The piano's predecessor-the yangqin
Shi Yue, associate professor from Capital Normal University [Photo: from China plus]
The yangqin is a Chinese plucked string instrument with 144 strings stretched over a trapezoidal sound board, which has over four hundred years of history, tracing back to the Ming Dynasty.
Some people say the yangqin is the ancestor of the piano due to their similarity in sound production. To produce sounds, pianists must press down at least one key, which triggers the hammer to strike a specific string. When the hammer rebounds, the strings continue to vibrate.
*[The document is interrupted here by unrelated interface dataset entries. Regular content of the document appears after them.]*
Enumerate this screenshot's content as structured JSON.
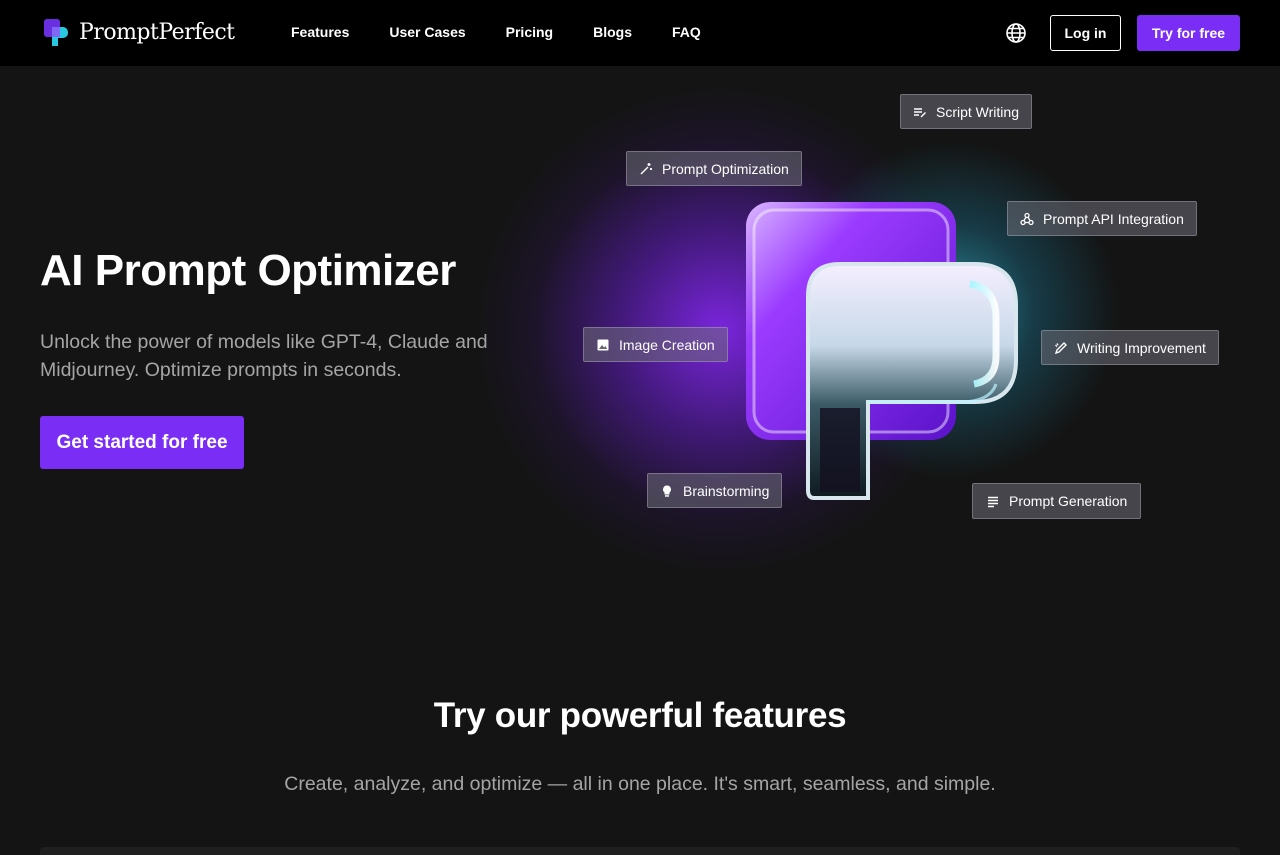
{
  "brand": {
    "name": "PromptPerfect",
    "colors": {
      "accent": "#7a2ef5",
      "logo_purple": "#6a2fe0",
      "logo_cyan": "#27c8e0",
      "background": "#141414"
    }
  },
  "nav": {
    "links": [
      {
        "label": "Features"
      },
      {
        "label": "User Cases"
      },
      {
        "label": "Pricing"
      },
      {
        "label": "Blogs"
      },
      {
        "label": "FAQ"
      }
    ],
    "language_icon": "globe-icon",
    "login_label": "Log in",
    "try_label": "Try for free"
  },
  "hero": {
    "title": "AI Prompt Optimizer",
    "subtitle": "Unlock the power of models like GPT-4, Claude and Midjourney. Optimize prompts in seconds.",
    "cta_label": "Get started for free"
  },
  "tags": [
    {
      "label": "Script Writing",
      "icon": "script-icon"
    },
    {
      "label": "Prompt Optimization",
      "icon": "magic-wand-icon"
    },
    {
      "label": "Prompt API Integration",
      "icon": "webhook-icon"
    },
    {
      "label": "Image Creation",
      "icon": "image-icon"
    },
    {
      "label": "Writing Improvement",
      "icon": "edit-icon"
    },
    {
      "label": "Brainstorming",
      "icon": "bulb-icon"
    },
    {
      "label": "Prompt Generation",
      "icon": "notes-icon"
    }
  ],
  "features": {
    "title": "Try our powerful features",
    "subtitle": "Create, analyze, and optimize — all in one place. It's smart, seamless, and simple."
  }
}
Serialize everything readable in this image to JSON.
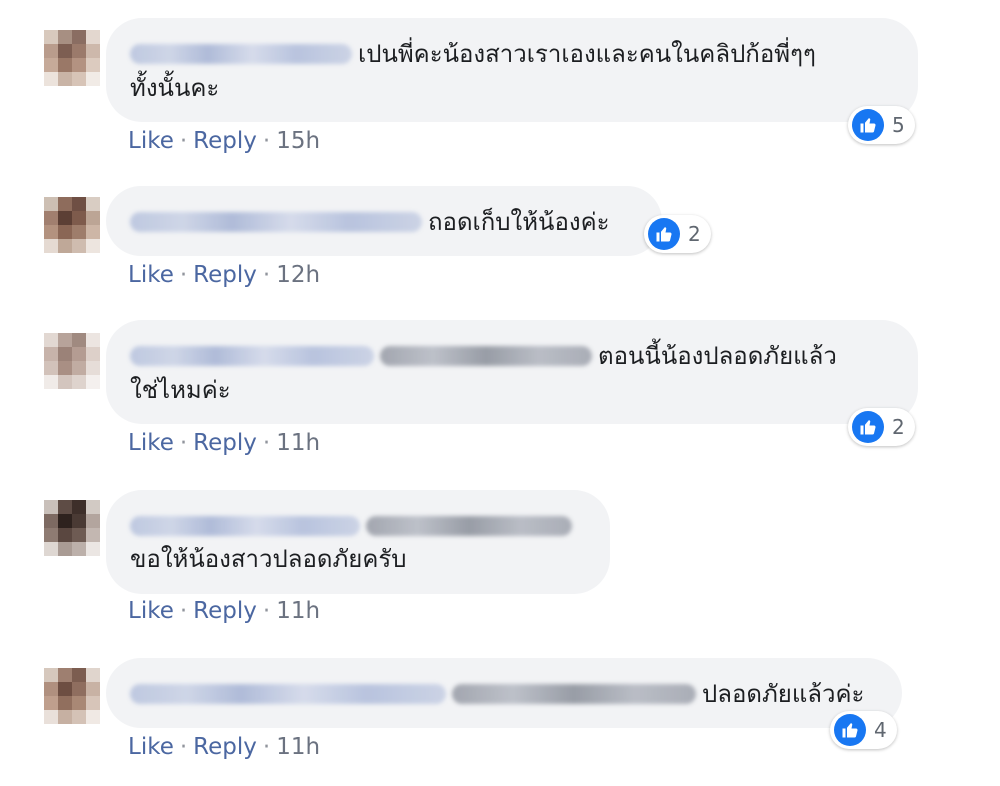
{
  "actions": {
    "like": "Like",
    "reply": "Reply",
    "sep": "·"
  },
  "comments": [
    {
      "text": "เปนพี่คะน้องสาวเราเองและคนในคลิปก้อพี่ๆๆ",
      "text2": "ทั้งนั้นคะ",
      "time": "15h",
      "reactions": "5"
    },
    {
      "text": "ถอดเก็บให้น้องค่ะ",
      "time": "12h",
      "reactions": "2"
    },
    {
      "text": "ตอนนี้น้องปลอดภัยแล้ว",
      "text2": "ใช่ไหมค่ะ",
      "time": "11h",
      "reactions": "2"
    },
    {
      "text": "ขอให้น้องสาวปลอดภัยครับ",
      "time": "11h"
    },
    {
      "text": "ปลอดภัยแล้วค่ะ",
      "time": "11h",
      "reactions": "4"
    }
  ],
  "colors": {
    "link": "#4b67a1",
    "bubble": "#f2f3f5",
    "like_blue": "#1877f2"
  }
}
This process is very similar to the way in which the yangqin produces sounds.
Additionally, both of them can harmonize and be included in an ensemble with other instruments and can also suffice in solo music.
This instrument was once a foreign instrument but has rooted in China after significant development over the centuries.
Click the audio above to discover the charm of the yangqin with the yangqin princess, Shi Yue, on Chords of China.